National Socialism

His lifelong confidante was his brother Fritz, to whom he wrote on 18 December 1931:

"Dear Fritz, dear Liesl, dear boys, We would like to wish you a very merry Christmas. It is probably snowing where you are, inspiring the hope that Christmas will once again reveal its true magic. I often think back to the days before Christmas back at home in our little town, and I wish for the artistic energy to truly capture the mood, the splendor, the excitement and anticipation of this time. […] It would appear that Germany is finally awakening, understanding and seizing its destiny. I hope that you will read Hitler’s book; its first few autobiographical chapters are weak. This man has a remarkable and sure political instinct, and he had it even while all of us were still in a haze, there is no way of denying that. The National Socialist movement will soon gain a wholly different force. It is not about mere party politics—it’s about the redemption or fall of Europe and western civilization. Anyone who does not get it deserves to be crushed by the chaos. Thinking about these things is no hindrance to the spirit of Christmas, but marks our return to the character and task of the Germans, which is to say to the place where this beautiful celebration originates."[6]

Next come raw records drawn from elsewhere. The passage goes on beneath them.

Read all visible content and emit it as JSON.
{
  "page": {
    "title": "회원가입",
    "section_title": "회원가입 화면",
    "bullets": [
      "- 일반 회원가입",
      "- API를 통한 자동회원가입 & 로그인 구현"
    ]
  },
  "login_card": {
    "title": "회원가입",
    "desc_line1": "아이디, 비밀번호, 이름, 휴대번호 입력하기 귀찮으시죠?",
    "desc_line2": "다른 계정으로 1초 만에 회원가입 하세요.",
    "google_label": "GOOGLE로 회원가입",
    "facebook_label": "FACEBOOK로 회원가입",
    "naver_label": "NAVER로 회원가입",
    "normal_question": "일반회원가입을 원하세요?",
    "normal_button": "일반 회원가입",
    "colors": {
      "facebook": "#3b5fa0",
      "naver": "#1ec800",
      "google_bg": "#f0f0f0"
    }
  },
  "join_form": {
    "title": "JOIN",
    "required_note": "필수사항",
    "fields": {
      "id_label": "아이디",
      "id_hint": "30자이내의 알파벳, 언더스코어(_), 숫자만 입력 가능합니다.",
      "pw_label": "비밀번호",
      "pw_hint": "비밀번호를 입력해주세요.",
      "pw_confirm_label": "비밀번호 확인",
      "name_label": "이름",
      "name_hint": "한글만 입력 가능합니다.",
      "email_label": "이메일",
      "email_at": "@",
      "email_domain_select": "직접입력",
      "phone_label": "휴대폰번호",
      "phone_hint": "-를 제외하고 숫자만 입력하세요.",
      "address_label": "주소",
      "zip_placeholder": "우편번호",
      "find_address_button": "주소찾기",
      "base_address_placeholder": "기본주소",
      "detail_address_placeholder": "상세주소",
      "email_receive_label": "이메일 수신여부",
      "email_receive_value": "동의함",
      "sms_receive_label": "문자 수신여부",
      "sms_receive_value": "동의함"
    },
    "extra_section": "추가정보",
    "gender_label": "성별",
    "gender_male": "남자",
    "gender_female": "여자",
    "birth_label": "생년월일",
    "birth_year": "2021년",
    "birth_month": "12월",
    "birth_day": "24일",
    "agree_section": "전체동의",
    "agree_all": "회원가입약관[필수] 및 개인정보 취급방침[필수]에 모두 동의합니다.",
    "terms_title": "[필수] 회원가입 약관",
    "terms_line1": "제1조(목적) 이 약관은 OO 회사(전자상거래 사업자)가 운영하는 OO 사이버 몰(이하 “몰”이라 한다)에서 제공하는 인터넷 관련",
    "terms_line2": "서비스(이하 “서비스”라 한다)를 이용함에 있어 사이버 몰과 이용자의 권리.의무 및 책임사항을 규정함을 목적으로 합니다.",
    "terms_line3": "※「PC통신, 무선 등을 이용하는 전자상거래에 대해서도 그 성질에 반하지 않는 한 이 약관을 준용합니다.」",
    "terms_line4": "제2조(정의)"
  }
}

Heidegger joined the NSDAP in 1933 and signed the "Vow of allegiance of the Professors of the German Universities and High-Schools to Adolf Hitler and the National Socialistic State". In 1934, he stopped attending meetings and was eventually prevented from publishing, but remained a member of the party until its dismantling at the end of World War II, in which he fought as a member of the Volkssturm. In 1949, after several years of investigation, the French military finally classified Heidegger as a Mitläufer or "fellow traveller", thus not guilty of any actual crime. Regardless, his views and philosophy in relation to National Socialist Germany and anti-Semitism remain controversial, with, for example, left-wing Wikipedia having an entire article on "Martin Heidegger and Nazism".

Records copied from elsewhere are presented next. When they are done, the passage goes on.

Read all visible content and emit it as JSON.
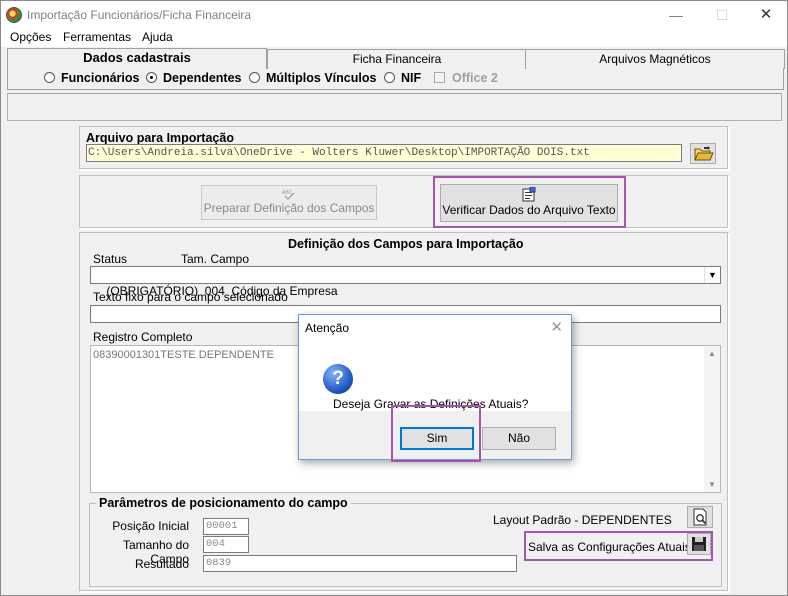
{
  "window": {
    "title": "Importação Funcionários/Ficha Financeira",
    "min": "—",
    "max": "☐",
    "close": "✕"
  },
  "menu": [
    "Opções",
    "Ferramentas",
    "Ajuda"
  ],
  "tabs": [
    {
      "label": "Dados cadastrais",
      "active": true
    },
    {
      "label": "Ficha Financeira",
      "active": false
    },
    {
      "label": "Arquivos Magnéticos",
      "active": false
    }
  ],
  "options": {
    "radios": [
      {
        "label": "Funcionários",
        "checked": false
      },
      {
        "label": "Dependentes",
        "checked": true
      },
      {
        "label": "Múltiplos Vínculos",
        "checked": false
      },
      {
        "label": "NIF",
        "checked": false
      }
    ],
    "office2_label": "Office 2"
  },
  "arquivo": {
    "label": "Arquivo para Importação",
    "path": "C:\\Users\\Andreia.silva\\OneDrive - Wolters Kluwer\\Desktop\\IMPORTAÇÃO DOIS.txt",
    "open_icon": "folder-open-icon"
  },
  "buttons": {
    "preparar": "Preparar Definição dos Campos",
    "preparar_icon_text": "ABC",
    "verificar": "Verificar Dados do Arquivo Texto"
  },
  "definicao": {
    "title": "Definição dos Campos para Importação",
    "status_label": "Status",
    "tam_label": "Tam. Campo",
    "selected_field": "(OBRIGATÓRIO)  004  Código da Empresa",
    "texto_fixo_label": "Texto fixo para o campo selecionado",
    "texto_fixo_value": "",
    "registro_label": "Registro Completo",
    "registro_value": "08390001301TESTE DEPENDENTE"
  },
  "parametros": {
    "title": "Parâmetros de posicionamento do campo",
    "posicao_label": "Posição Inicial",
    "posicao_value": "00001",
    "tamanho_label": "Tamanho do Campo",
    "tamanho_value": "004",
    "resultado_label": "Resultado",
    "resultado_value": "0839",
    "layout_label": "Layout Padrão - DEPENDENTES",
    "salva_label": "Salva as Configurações Atuais?"
  },
  "dialog": {
    "title": "Atenção",
    "message": "Deseja Gravar as Definições Atuais?",
    "yes": "Sim",
    "no": "Não",
    "icon": "?"
  },
  "colors": {
    "highlight": "#a555b0",
    "path_bg": "#ffffd7",
    "dialog_border": "#6b9bd1"
  }
}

  • "Dear Fritz!
 I would like to wish you and yours a very happy Easter! Thank you for your long letter. With each day that passes we see Hitler growing as a statesman. The world of our Volk and Reich is about to be transformed and everyone who has eyes with which to watch, ears with which to listen, and a heart to spur him into action will find himself captivated by genuine, deep excitement—once again, we are met with a great reality and with the pressure of having to build this reality into the spirit of the Reich and the secret mission of the German being […]" – Heidegger on 13 April 1933 in a letter to his brother Fritz
  • "It is not Russianism that will bring about the destruction of the earth but Americanism, not just the English but all of Europe has fallen prey to it as it represents modernity in its monstrosity." – Heidegger on 18 August 1941 in a letter to his brother Fritz

See also

External Links



  1. Conor Cunningham, Peter M. Candler (eds.), Belief and Metaphysics, SCM Press, p. 267.
  2. "Language speaks" (in the original German Die Sprache spricht) is a saying by Martin Heidegger. Heidegger first formulated it in his 1950 lecture "Language" (Die Sprache), and frequently repeated it in later works. Quoting Johann Georg Hamann's 1784 letter to Johann Gottfried Herder, Heidegger talks of language as an "abyss."
  3. "The opposition of world and earth is a strife." (Heidegger (1971), Poetry, Language, Thought, translation and introduction by Albert Hofstadter, p. 47: translation corrected by Hubert Dreyfus; original German: "Das Gegeneinander von Welt und Erde ist ein Streit.") The two interconnected dimensions of intelligibility (revealing and concealing) are called "world" and "earth" by Heidegger, the latter informing and sustaining the former (Heidegger's Aesthetics (Stanford Encyclopedia of Philosophy)).
  4. Internet Encyclopedia of Philosophy: Heidegger, Martin (1889–1976)
  5. Heidegger and the Being-Toward-Death (Archive)
  6. Translated in 2016 from the German by Luisa Zielinski, a writer and translator based in Berlin.